# [Task statement]
With the exception of the pictures, write out the data below precisely.

# [Dataset excerpts]
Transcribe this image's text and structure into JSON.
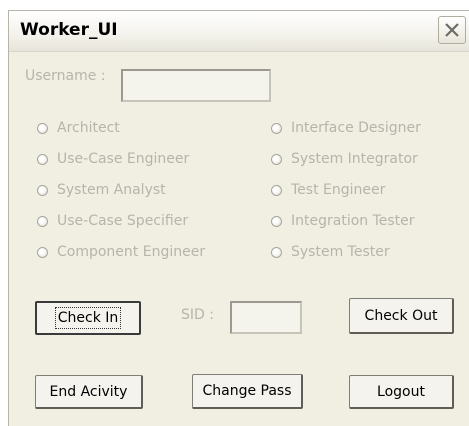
{
  "window": {
    "title": "Worker_UI"
  },
  "username": {
    "label": "Username :",
    "value": ""
  },
  "roles": [
    {
      "label": "Architect"
    },
    {
      "label": "Interface Designer"
    },
    {
      "label": "Use-Case Engineer"
    },
    {
      "label": "System Integrator"
    },
    {
      "label": "System Analyst"
    },
    {
      "label": "Test Engineer"
    },
    {
      "label": "Use-Case Specifier"
    },
    {
      "label": "Integration Tester"
    },
    {
      "label": "Component Engineer"
    },
    {
      "label": "System Tester"
    }
  ],
  "sid": {
    "label": "SID :",
    "value": ""
  },
  "buttons": {
    "check_in": "Check In",
    "check_out": "Check Out",
    "end_activity": "End Acivity",
    "change_pass": "Change Pass",
    "logout": "Logout"
  },
  "icons": {
    "close": "close-icon",
    "radio": "radio-icon"
  }
}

# [Response to the task]
Transcribe this image's text and structure into JSON.
{
  "window": {
    "title": "Worker_UI"
  },
  "username": {
    "label": "Username :",
    "value": ""
  },
  "roles": [
    {
      "label": "Architect"
    },
    {
      "label": "Interface Designer"
    },
    {
      "label": "Use-Case Engineer"
    },
    {
      "label": "System Integrator"
    },
    {
      "label": "System Analyst"
    },
    {
      "label": "Test Engineer"
    },
    {
      "label": "Use-Case Specifier"
    },
    {
      "label": "Integration Tester"
    },
    {
      "label": "Component Engineer"
    },
    {
      "label": "System Tester"
    }
  ],
  "sid": {
    "label": "SID :",
    "value": ""
  },
  "buttons": {
    "check_in": "Check In",
    "check_out": "Check Out",
    "end_activity": "End Acivity",
    "change_pass": "Change Pass",
    "logout": "Logout"
  },
  "icons": {
    "close": "close-icon",
    "radio": "radio-icon"
  }
}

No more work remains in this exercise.